-- DATASET EXTRACT --
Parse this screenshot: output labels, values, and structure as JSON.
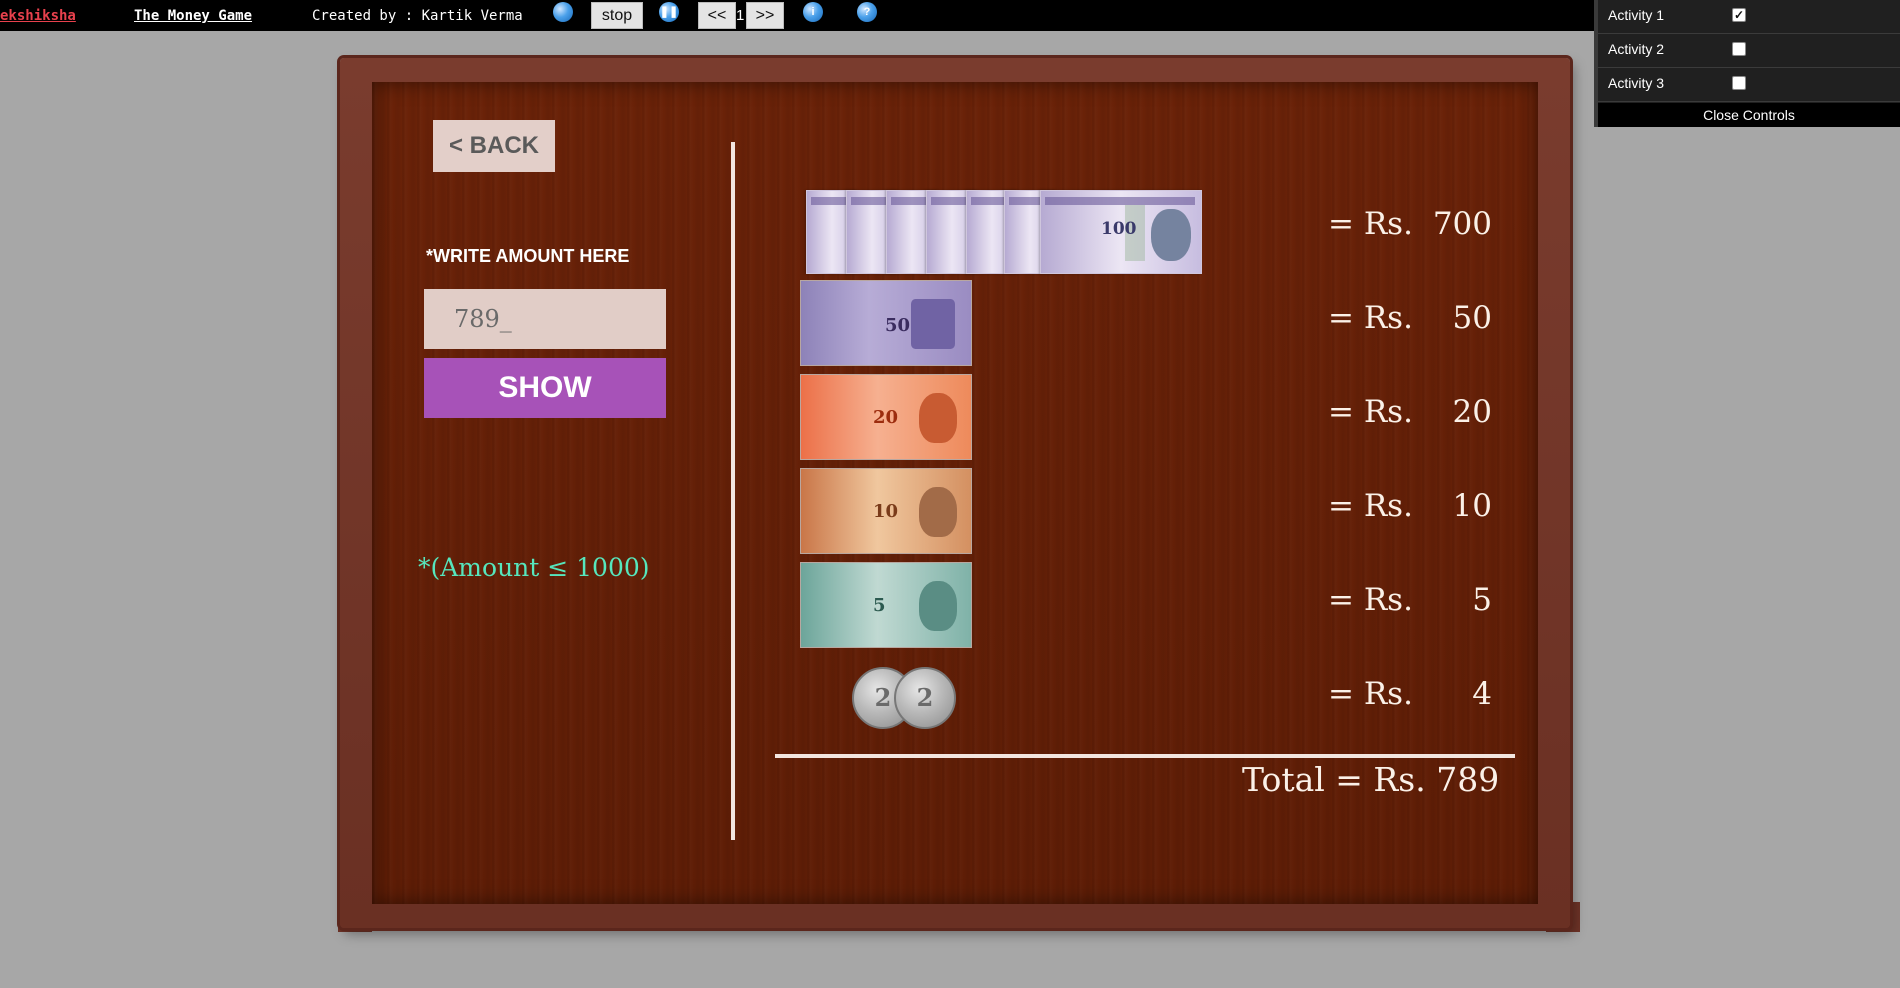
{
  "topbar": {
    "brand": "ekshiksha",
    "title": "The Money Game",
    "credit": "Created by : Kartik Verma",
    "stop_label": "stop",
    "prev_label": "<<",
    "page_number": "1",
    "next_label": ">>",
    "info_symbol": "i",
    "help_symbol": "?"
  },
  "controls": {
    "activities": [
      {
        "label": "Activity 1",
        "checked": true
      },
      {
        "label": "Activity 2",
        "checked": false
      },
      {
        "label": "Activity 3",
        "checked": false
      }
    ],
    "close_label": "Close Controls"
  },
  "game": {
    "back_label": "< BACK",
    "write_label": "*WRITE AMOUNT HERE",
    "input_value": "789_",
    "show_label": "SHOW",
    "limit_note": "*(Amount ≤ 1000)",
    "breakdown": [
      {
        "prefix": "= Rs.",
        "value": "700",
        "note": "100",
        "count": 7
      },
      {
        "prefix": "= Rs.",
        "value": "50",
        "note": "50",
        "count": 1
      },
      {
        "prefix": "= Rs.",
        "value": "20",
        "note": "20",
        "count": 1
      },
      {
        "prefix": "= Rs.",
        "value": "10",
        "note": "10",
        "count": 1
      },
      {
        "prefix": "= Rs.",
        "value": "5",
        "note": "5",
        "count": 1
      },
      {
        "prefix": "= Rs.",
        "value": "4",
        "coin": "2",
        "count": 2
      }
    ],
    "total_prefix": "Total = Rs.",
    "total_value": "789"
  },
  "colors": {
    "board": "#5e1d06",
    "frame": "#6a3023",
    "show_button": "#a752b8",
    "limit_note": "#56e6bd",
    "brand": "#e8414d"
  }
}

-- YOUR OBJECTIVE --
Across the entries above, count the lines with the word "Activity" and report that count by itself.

-- OUTPUT --
3